I’m glad I went and I’ve broken another “single girl” barrier, by going by myself. More solo concerts to come, I’m sure!

The next concert (that I know of, unless something comes up) is Taylor Swift at MetLife Stadium on July 20.

So…that’ll be different than this…almost entirely.

 

I Could Have Danced All Night

Sometimes I just wind up going to see Broadway shows all the time.

Seriously, I’ve had a very good theater year, and I’m planning on taking the summer off, mostly, because of my wallet.  And I’m doing a bunch of concerts instead!

So, on Sunday, after the ultimate theatrical binge watch the was Angels In America, I went for something completely different and took my dad to see My Fair Lady at The Lincoln Center Theater.

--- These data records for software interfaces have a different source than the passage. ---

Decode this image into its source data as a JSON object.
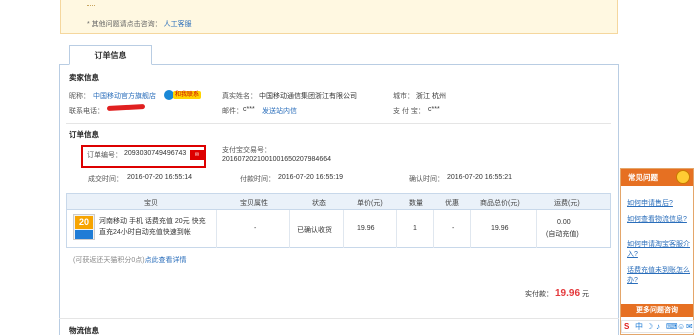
{
  "notice": {
    "other_text": "* 其他问题请点击咨询：",
    "service_link": "人工客服"
  },
  "tab": {
    "label": "订单信息"
  },
  "seller": {
    "section_title": "卖家信息",
    "nickname_label": "昵称：",
    "nickname": "中国移动官方旗舰店",
    "contact_badge": "和我联系",
    "realname_label": "真实姓名：",
    "realname": "中国移动通信集团浙江有限公司",
    "city_label": "城市：",
    "city": "浙江 杭州",
    "phone_label": "联系电话：",
    "email_label": "邮件：",
    "email": "c***",
    "email_link": "发送站内信",
    "alipay_label": "支 付 宝：",
    "alipay": "c***"
  },
  "order": {
    "section_title": "订单信息",
    "order_no_label": "订单编号：",
    "order_no": "2093030749496743",
    "alipay_tx_label": "支付宝交易号：",
    "alipay_tx": "2016072021001001650207984664",
    "created_label": "成交时间：",
    "created": "2016-07-20 16:55:14",
    "paid_label": "付款时间：",
    "paid_time": "2016-07-20 16:55:19",
    "confirm_label": "确认时间：",
    "confirm_time": "2016-07-20 16:55:21"
  },
  "table": {
    "headers": [
      "宝贝",
      "宝贝属性",
      "状态",
      "单价(元)",
      "数量",
      "优惠",
      "商品总价(元)",
      "运费(元)"
    ],
    "row": {
      "title_line1": "河南移动 手机 话费充值 20元 快充",
      "title_line2": "直充24小时自动充值快速到帐",
      "thumb_text": "20",
      "attr": "-",
      "status": "已确认收货",
      "price": "19.96",
      "qty": "1",
      "discount": "-",
      "total": "19.96",
      "shipping": "0.00",
      "shipping_note": "(自动充值)"
    }
  },
  "footer": {
    "note": "(可获返还天猫积分0点)",
    "detail_link": "点此查看详情",
    "paid_label": "实付款：",
    "paid_amount": "19.96",
    "paid_unit": "元"
  },
  "logistics": {
    "section_title": "物流信息"
  },
  "widget": {
    "title": "常见问题",
    "q1": "如何申请售后?",
    "q2": "如何查看物流信息?",
    "q3": "如何申请淘宝客服介入?",
    "q4": "话费充值未到账怎么办?",
    "more": "更多问题咨询",
    "toolbar": [
      "S",
      "中",
      "☽",
      "♪",
      "⌨",
      "☺",
      "✉"
    ]
  },
  "colors": {
    "accent_orange": "#e67022",
    "link_blue": "#2a6ebb",
    "price_red": "#e4393c",
    "highlight_red": "#dd0000"
  }
}
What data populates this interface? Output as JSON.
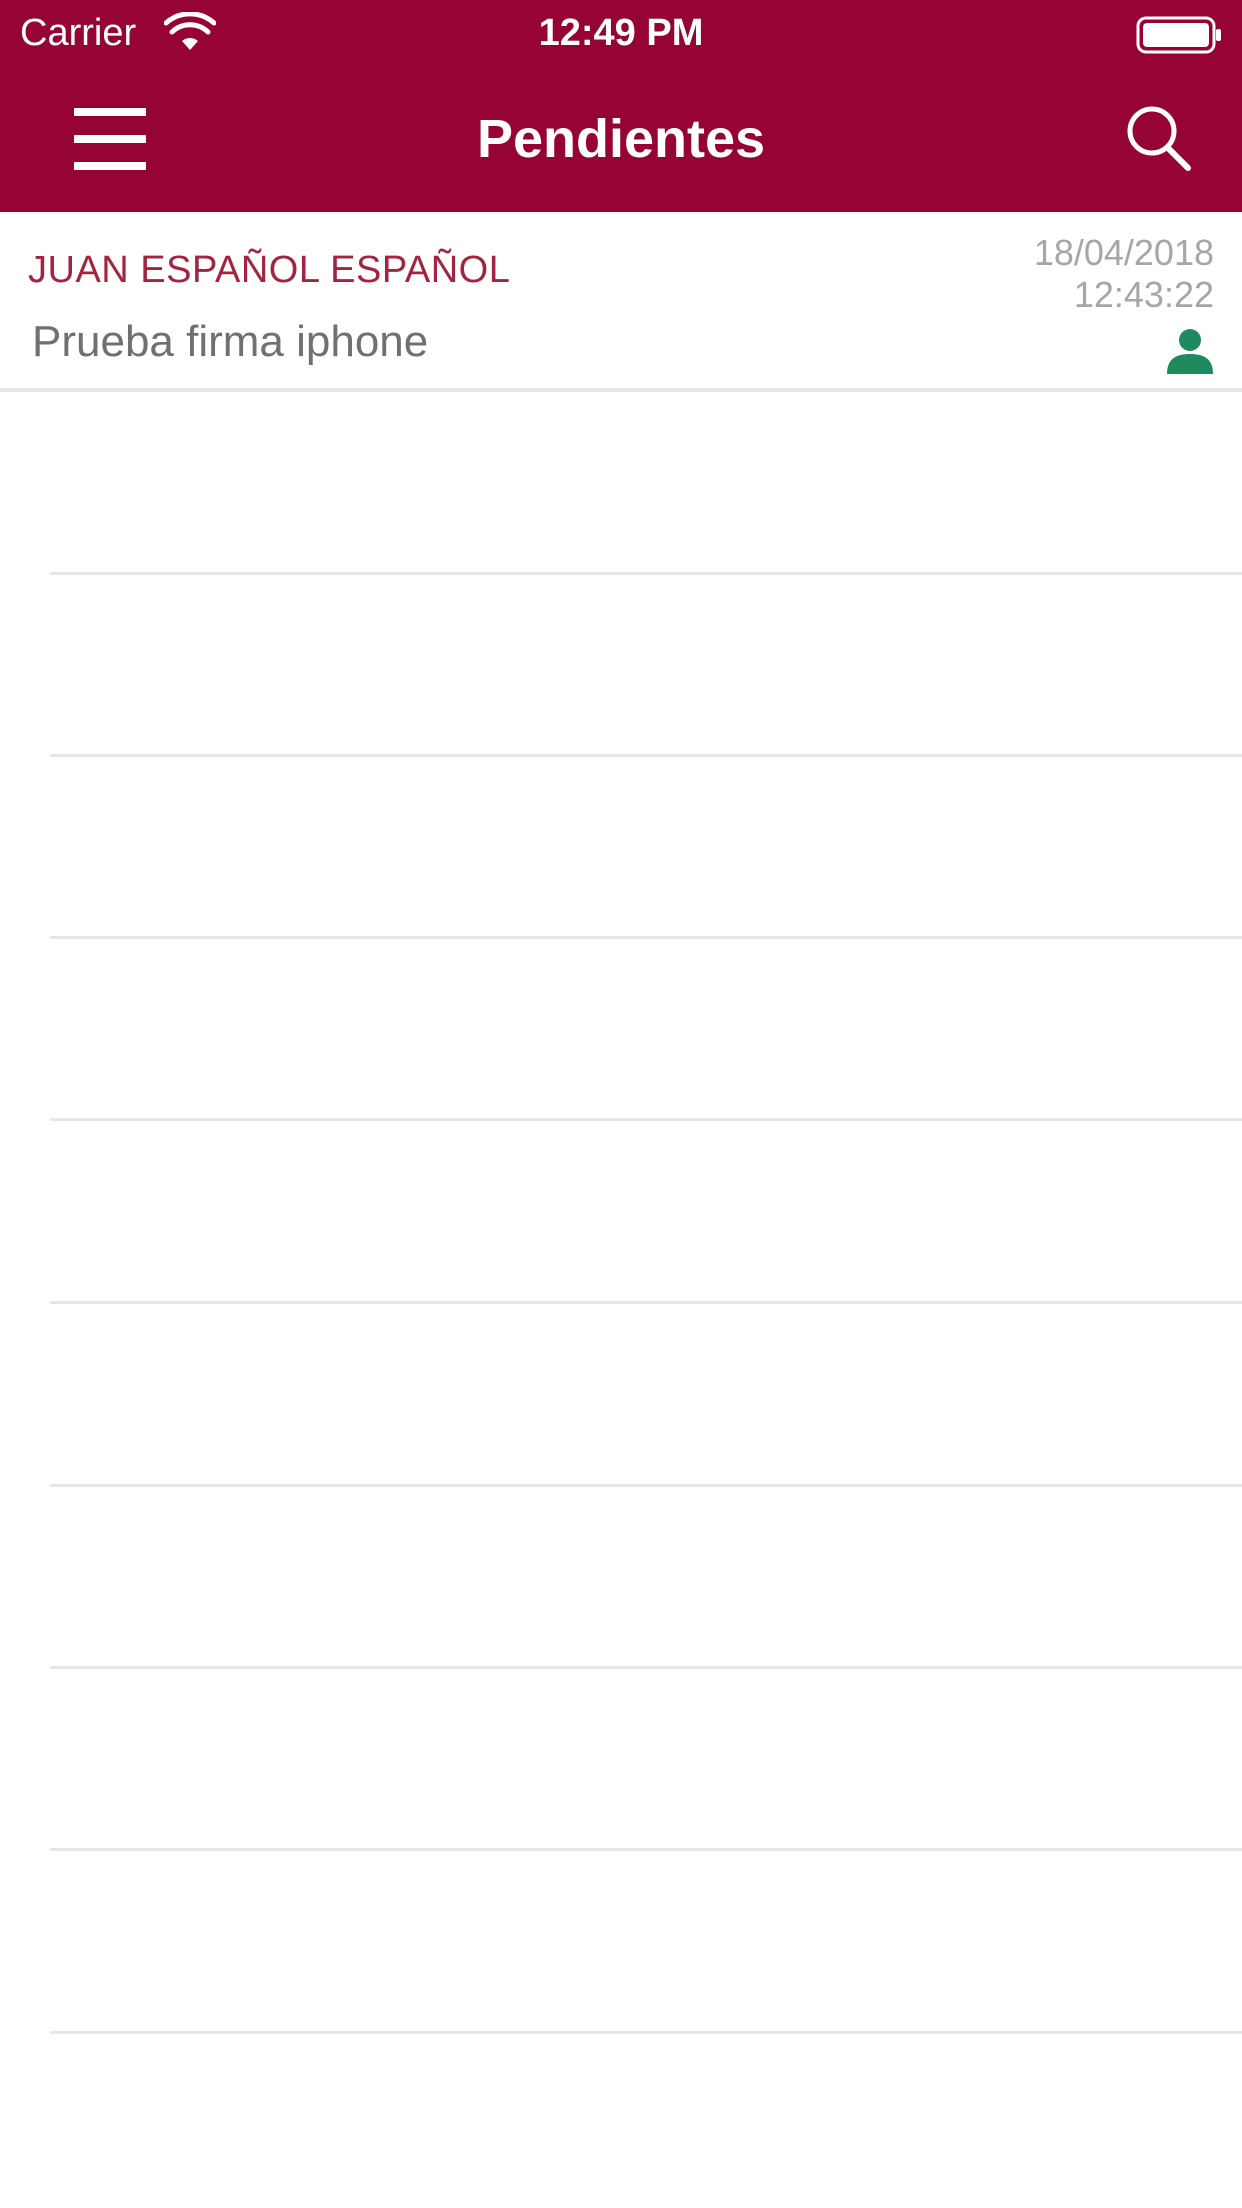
{
  "status_bar": {
    "carrier": "Carrier",
    "time": "12:49 PM",
    "wifi_icon": "wifi-icon",
    "battery_icon": "battery-full-icon"
  },
  "header": {
    "title": "Pendientes",
    "menu_icon": "hamburger-menu-icon",
    "search_icon": "search-icon",
    "background_color": "#960434"
  },
  "list": {
    "items": [
      {
        "sender": "JUAN ESPAÑOL ESPAÑOL",
        "subject": "Prueba firma iphone",
        "date": "18/04/2018",
        "time": "12:43:22",
        "status_icon": "user-icon",
        "status_color": "#1f8a5e"
      }
    ]
  },
  "colors": {
    "accent": "#960434",
    "sender_text": "#a3243f",
    "subject_text": "#707070",
    "date_text": "#a6a6a6",
    "separator": "#e6e6e6"
  }
}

My Fair Lady is easily my father’s favorite musical so this was a no brainer. I’m also a fan, and genuinely love all of the music. Also, as a bonus, the cast featured Dame Diana Rigg (YESSS) and Norbert Leo Butz (Widely considered by people who are related to me as the greatest musical theater actor of  his generation.)

The production is beautiful, as one would expect from Lincoln Center, with firm beautiful music direction, strong comedic acting performances, particularly Lauren Ambrose and Harry Hadden-Patten, both of whom I’ve enjoyed in various 90’s teen comedies and X-Files Episodes (Ambrose) and favorite British TV period dramas (Hadden-Patten). They were electric together, as Eliza and Higgins should be, and she hit Eliza’s Julie Andrews Mandated high notes with ease, while he infused actually melody and range into Higgins’s Rex Harrison Mandated talk-sing patter.

The set was beautifully constructed, especially 27A Whimpole Street being on a turntable, which allowed us to move between the study, hall, and front stoop with ease. A directorial choice makes the ending a bit less questionable from a modern sexual politics angle. I loved the details of the costumes, and in general the show was played very naturalistic-ally which with visual gags throughout with the ensemble. (As a frequent flier of the chorus back in my performing days, I always appreciate that kind of thing)

I was happy to see the show and of the big budget revivals currently running, I’m glad a chose this one over the one with the wife beating and carnival. (Carousel sucks!) And in general, I’m happy about my theater in take for the first half of the year. I don’t feel as blindsided by the Tony’s as I did last year. (Though I haven’t seen any of the new musicals. I’m cool with it. I’d like to see The Band’s Visit but Spongebob and Mean Girls can wait…) and I’ve fallen in love with seeing straight plays, something that I used to avoid like the plague. (Turns out all it took was comped tickets, former teen idols and you know, arguably the greatest American play ever written! WHO KNEW!)